WHAT IS BEING ASKED →
Every line of the data must appear again in the answer, exactly as written.

BEGIN PROVIDED RECORDS

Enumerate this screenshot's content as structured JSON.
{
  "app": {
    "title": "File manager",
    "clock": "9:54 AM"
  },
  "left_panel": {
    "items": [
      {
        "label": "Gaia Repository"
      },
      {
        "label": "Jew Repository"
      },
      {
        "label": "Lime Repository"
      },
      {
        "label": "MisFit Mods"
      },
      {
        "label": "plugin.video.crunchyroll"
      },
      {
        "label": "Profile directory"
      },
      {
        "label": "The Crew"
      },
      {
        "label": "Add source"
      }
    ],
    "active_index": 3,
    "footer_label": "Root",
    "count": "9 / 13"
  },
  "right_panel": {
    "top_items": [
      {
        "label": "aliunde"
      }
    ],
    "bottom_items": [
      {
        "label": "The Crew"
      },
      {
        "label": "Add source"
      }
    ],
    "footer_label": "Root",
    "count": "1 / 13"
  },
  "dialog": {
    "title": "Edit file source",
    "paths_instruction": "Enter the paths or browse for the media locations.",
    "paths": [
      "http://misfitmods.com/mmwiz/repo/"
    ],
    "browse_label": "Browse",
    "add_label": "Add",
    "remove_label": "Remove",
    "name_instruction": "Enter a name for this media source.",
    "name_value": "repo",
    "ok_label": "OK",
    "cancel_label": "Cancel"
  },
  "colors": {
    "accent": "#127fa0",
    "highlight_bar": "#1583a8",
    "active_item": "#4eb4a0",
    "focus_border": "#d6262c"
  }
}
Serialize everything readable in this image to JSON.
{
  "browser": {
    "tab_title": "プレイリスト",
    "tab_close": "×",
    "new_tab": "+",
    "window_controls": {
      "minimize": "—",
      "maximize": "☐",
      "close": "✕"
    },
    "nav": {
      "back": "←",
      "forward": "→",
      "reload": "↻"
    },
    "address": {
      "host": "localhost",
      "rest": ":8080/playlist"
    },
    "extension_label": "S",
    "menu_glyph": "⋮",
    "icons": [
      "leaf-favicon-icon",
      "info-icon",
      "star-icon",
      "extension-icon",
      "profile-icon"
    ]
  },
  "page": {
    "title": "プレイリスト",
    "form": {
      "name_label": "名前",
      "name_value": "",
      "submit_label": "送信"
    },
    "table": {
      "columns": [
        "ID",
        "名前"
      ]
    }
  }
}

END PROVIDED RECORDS

WRITTEN RESPONSE →
Enumerate this screenshot's content as structured JSON.
{
  "app": {
    "title": "File manager",
    "clock": "9:54 AM"
  },
  "left_panel": {
    "items": [
      {
        "label": "Gaia Repository"
      },
      {
        "label": "Jew Repository"
      },
      {
        "label": "Lime Repository"
      },
      {
        "label": "MisFit Mods"
      },
      {
        "label": "plugin.video.crunchyroll"
      },
      {
        "label": "Profile directory"
      },
      {
        "label": "The Crew"
      },
      {
        "label": "Add source"
      }
    ],
    "active_index": 3,
    "footer_label": "Root",
    "count": "9 / 13"
  },
  "right_panel": {
    "top_items": [
      {
        "label": "aliunde"
      }
    ],
    "bottom_items": [
      {
        "label": "The Crew"
      },
      {
        "label": "Add source"
      }
    ],
    "footer_label": "Root",
    "count": "1 / 13"
  },
  "dialog": {
    "title": "Edit file source",
    "paths_instruction": "Enter the paths or browse for the media locations.",
    "paths": [
      "http://misfitmods.com/mmwiz/repo/"
    ],
    "browse_label": "Browse",
    "add_label": "Add",
    "remove_label": "Remove",
    "name_instruction": "Enter a name for this media source.",
    "name_value": "repo",
    "ok_label": "OK",
    "cancel_label": "Cancel"
  },
  "colors": {
    "accent": "#127fa0",
    "highlight_bar": "#1583a8",
    "active_item": "#4eb4a0",
    "focus_border": "#d6262c"
  }
}
Serialize everything readable in this image to JSON.
{
  "browser": {
    "tab_title": "プレイリスト",
    "tab_close": "×",
    "new_tab": "+",
    "window_controls": {
      "minimize": "—",
      "maximize": "☐",
      "close": "✕"
    },
    "nav": {
      "back": "←",
      "forward": "→",
      "reload": "↻"
    },
    "address": {
      "host": "localhost",
      "rest": ":8080/playlist"
    },
    "extension_label": "S",
    "menu_glyph": "⋮",
    "icons": [
      "leaf-favicon-icon",
      "info-icon",
      "star-icon",
      "extension-icon",
      "profile-icon"
    ]
  },
  "page": {
    "title": "プレイリスト",
    "form": {
      "name_label": "名前",
      "name_value": "",
      "submit_label": "送信"
    },
    "table": {
      "columns": [
        "ID",
        "名前"
      ]
    }
  }
}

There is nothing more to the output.